The phase III SOLAR-1 trial evaluated alpelisib (300 mg oral) or placebo plus fulvestrant (500 mg intramuscular) in 572 chemotherapy-naive patients with advanced breast cancer with disease progression on or following treatment with an aromatase inhibitor. The population included 341 patients with PIK3CA mutations and 231 patients with PIK3CA wild-type tumors.
A key secondary endpoint was overall survival in the cohort of patients with PIK3CA mutations. Median overall survival was 39.3 months with alpelisib plus fulvestrant compared with 31.4 months with fulvestrant alone (HR = 0.86; 95% confidence interval [CI], 0.64–1.15; P = .15). The difference did not cross the study’s prespecified efficacy boundary (one-sided P ≤ .0161), Dr. André said.
Of note, a larger numerical overall survival gain was shown for the combination in patients with visceral disease (35.1 months vs 23.0 months; HR = 0.75, 95% CI = 0.52–1.08), in particular lung and/or liver metastases (37.2 months vs 22.8 months; HR = 0.68, 95% CI = 0.46–1.00). The combination also delayed the time to chemotherapy; the median time for this was 23.3 months vs 14.8 months (HR = 0.72; 95% CI = 0.54–0.95), he reported.
“Keeping in mind some subgroups have a small sample size, the hazard ratio was 0.68 in patients with lung and/or liver metastases, compared with 1.18 in those without…. This translated into a 14-month improvement for these patients,” Dr. André pointed out.
Additionally, the use of plasma circulating tumor DNA (ctDNA), collected at baseline, seemed to select for another group especially benefiting from alpelisib. In an exploratory analysis, patients with detectable ctDNA (regardless of their tumor mutation status) had a median overall survival of 34.4 months with the combination vs 25.2 months with fulvestrant alone (HR = 0.74).
“The data suggest that PIK3CA mutations detected by ctDNA may be indicative of greater disease burden and more aggressive disease, and these patients may respond better to alpelisib,” he said.
A similar proportion of patients in the two arms received subsequent antineoplastic treatment; approximately 12% in both arms received a cyclin-dependent kinase 4 and 6 inhibitor.
No new safety signals were observed with alpelisib.
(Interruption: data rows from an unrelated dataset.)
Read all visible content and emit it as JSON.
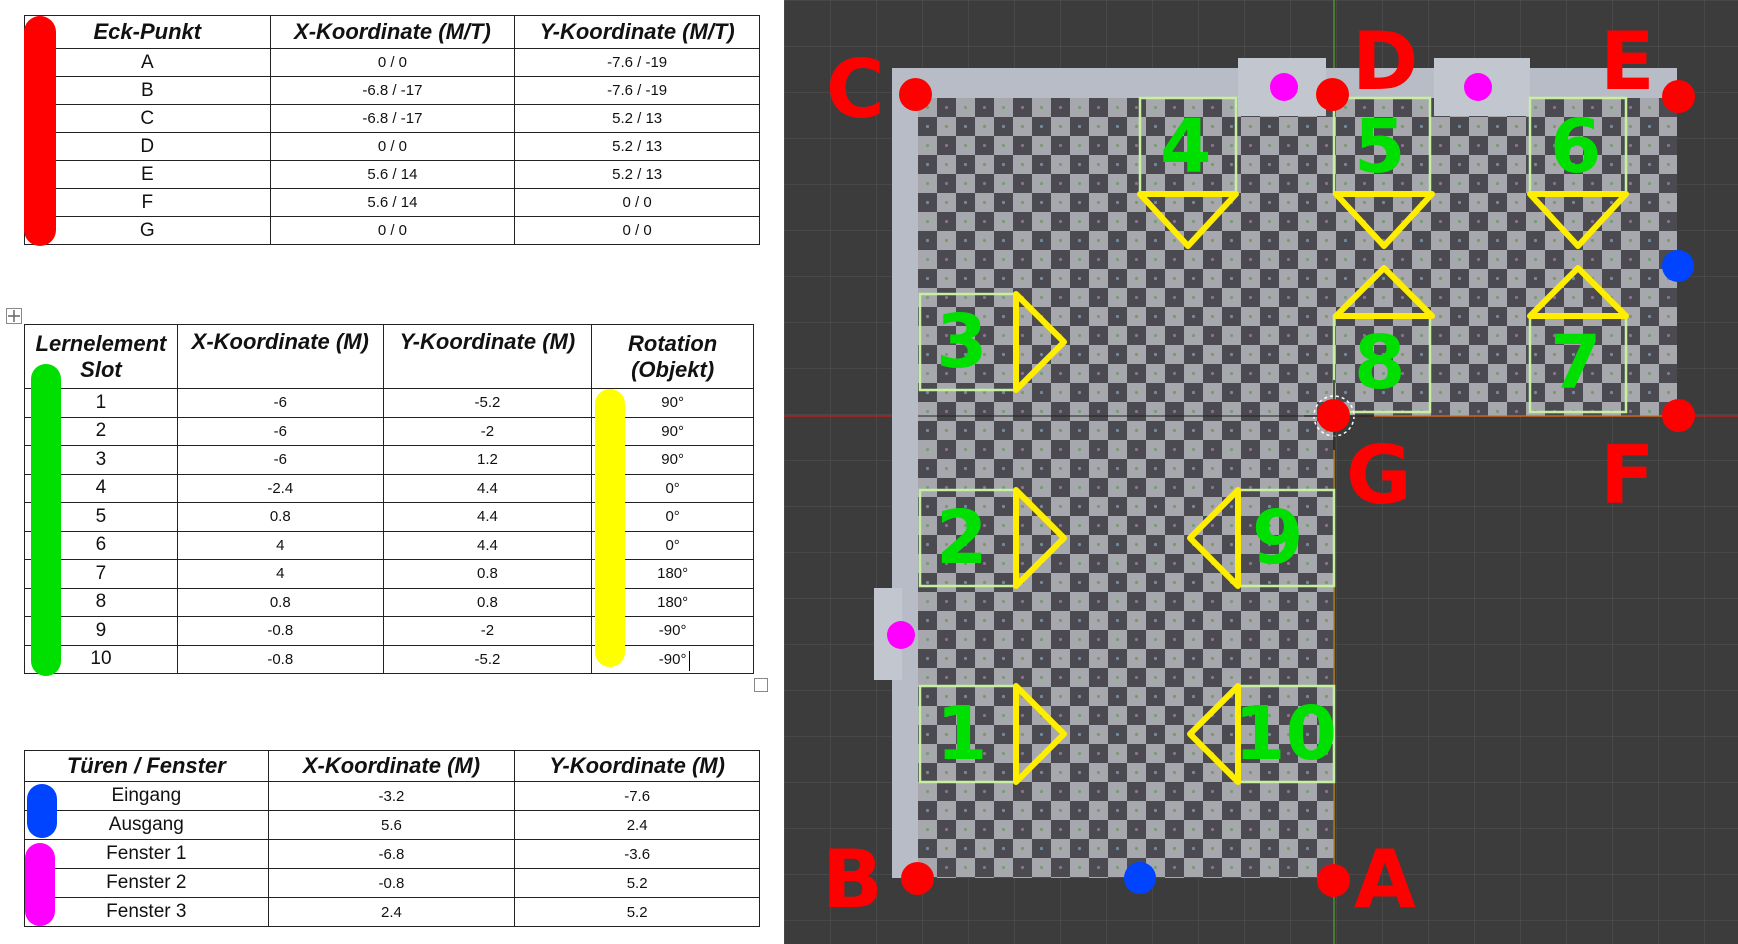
{
  "corners_table": {
    "headers": [
      "Eck-Punkt",
      "X-Koordinate (M/T)",
      "Y-Koordinate (M/T)"
    ],
    "rows": [
      [
        "A",
        "0 / 0",
        "-7.6 / -19"
      ],
      [
        "B",
        "-6.8 / -17",
        "-7.6 / -19"
      ],
      [
        "C",
        "-6.8 / -17",
        "5.2 / 13"
      ],
      [
        "D",
        "0 / 0",
        "5.2 / 13"
      ],
      [
        "E",
        "5.6 / 14",
        "5.2 / 13"
      ],
      [
        "F",
        "5.6 / 14",
        "0 / 0"
      ],
      [
        "G",
        "0 / 0",
        "0 / 0"
      ]
    ]
  },
  "slots_table": {
    "headers": [
      "Lernelement Slot",
      "X-Koordinate (M)",
      "Y-Koordinate (M)",
      "Rotation (Objekt)"
    ],
    "rows": [
      [
        "1",
        "-6",
        "-5.2",
        "90°"
      ],
      [
        "2",
        "-6",
        "-2",
        "90°"
      ],
      [
        "3",
        "-6",
        "1.2",
        "90°"
      ],
      [
        "4",
        "-2.4",
        "4.4",
        "0°"
      ],
      [
        "5",
        "0.8",
        "4.4",
        "0°"
      ],
      [
        "6",
        "4",
        "4.4",
        "0°"
      ],
      [
        "7",
        "4",
        "0.8",
        "180°"
      ],
      [
        "8",
        "0.8",
        "0.8",
        "180°"
      ],
      [
        "9",
        "-0.8",
        "-2",
        "-90°"
      ],
      [
        "10",
        "-0.8",
        "-5.2",
        "-90°"
      ]
    ]
  },
  "doors_table": {
    "headers": [
      "Türen / Fenster",
      "X-Koordinate (M)",
      "Y-Koordinate (M)"
    ],
    "rows": [
      [
        "Eingang",
        "-3.2",
        "-7.6"
      ],
      [
        "Ausgang",
        "5.6",
        "2.4"
      ],
      [
        "Fenster 1",
        "-6.8",
        "-3.6"
      ],
      [
        "Fenster 2",
        "-0.8",
        "5.2"
      ],
      [
        "Fenster 3",
        "2.4",
        "5.2"
      ]
    ]
  },
  "viewport": {
    "corner_letters": {
      "A": "A",
      "B": "B",
      "C": "C",
      "D": "D",
      "E": "E",
      "F": "F",
      "G": "G"
    },
    "slot_numbers": [
      "1",
      "2",
      "3",
      "4",
      "5",
      "6",
      "7",
      "8",
      "9",
      "10"
    ]
  },
  "colors": {
    "corner": "#ff0000",
    "slot": "#00e000",
    "rotation": "#ffff00",
    "door": "#0044ff",
    "window": "#ff00ff",
    "viewport_bg": "#3c3c3c"
  }
}
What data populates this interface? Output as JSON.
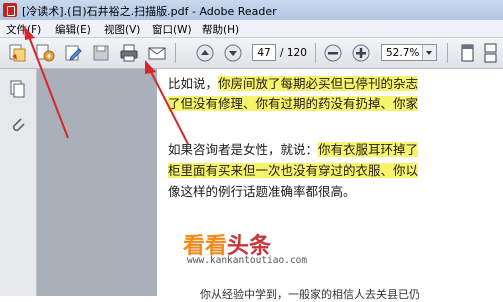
{
  "window": {
    "title": "[冷读术].(日)石井裕之.扫描版.pdf - Adobe Reader"
  },
  "menu": [
    "文件(F)",
    "编辑(E)",
    "视图(V)",
    "窗口(W)",
    "帮助(H)"
  ],
  "toolbar": {
    "page_current": "47",
    "page_total": "/ 120",
    "zoom": "52.7%",
    "icons": [
      "create-pdf-icon",
      "collaborate-icon",
      "edit-icon",
      "save-icon",
      "print-icon",
      "email-icon",
      "previous-page-icon",
      "next-page-icon",
      "zoom-out-icon",
      "zoom-in-icon",
      "single-page-view-icon",
      "continuous-view-icon"
    ]
  },
  "sidebar": {
    "icons": [
      "pages-icon",
      "attachments-icon"
    ]
  },
  "document": {
    "p1_line1_plain": "比如说，",
    "p1_line1_highlight": "你房间放了每期必买但已停刊的杂志",
    "p1_line2_highlight": "了但没有修理、你有过期的药没有扔掉、你家",
    "p2_line1_plain": "如果咨询者是女性，就说：",
    "p2_line1_highlight": "你有衣服耳环掉了",
    "p2_line2_highlight": "柜里面有买来但一次也没有穿过的衣服、你以",
    "p2_line3_plain": "像这样的例行话题准确率都很高。",
    "bottom_text": "你从经验中学到，一般家的相信人去关县已仍"
  },
  "watermark": {
    "part1": "看看",
    "part2": "头条",
    "url": "www.kankantoutiao.com"
  },
  "colors": {
    "highlight": "#f7f36b",
    "annotation_arrow": "#d8262b",
    "watermark_orange": "#f08a1c",
    "watermark_red": "#c4373a"
  }
}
Hyperglycemia was not further increased with longer time on treatment. Rash continued to be primarily grades 1 and 2. Quality of life was maintained for patients receiving alpelisib and fulvestrant.
DISCLOSURE: Dr. André has received institutional research funding from AstraZeneca, Daiichi Sankyo, Lilly, Novartis, Pfizer, and Roche and has been reimbursed for travel, accommodations, and other expenses by AstraZeneca, GlaxoSmithKline, Novartis, and Roche.
1. André F, Ciruelos EM, Juric D, et al: Overall survival results from SOLAR-1, a phase III study of alpelisib + fulvestrant for hormone receptor-positive, human epidermal growth factor receptor 2-negative advanced breast cancer. ESMO Virtual Congress 2020. Abstract LBA18. Presented September 19, 2020.
2. André F, Ciruelos E, Rubovszky G, et al: Alpelisib for PIK3CA-mutated, hormone receptor-positive advanced breast cancer. N Engl J Med 380:1929-1940, 2019.
Fatima Cardoso, MD
The SOLAR-1 invited discussant, Fatima Cardoso, MD, Director of the Breast Unit at the Champalimaud Clinical Center in Lisbon and Chair of the ABC Global Alliance, commented: “The overall survival results, though numerically different by almost 8 months, unfortunately do...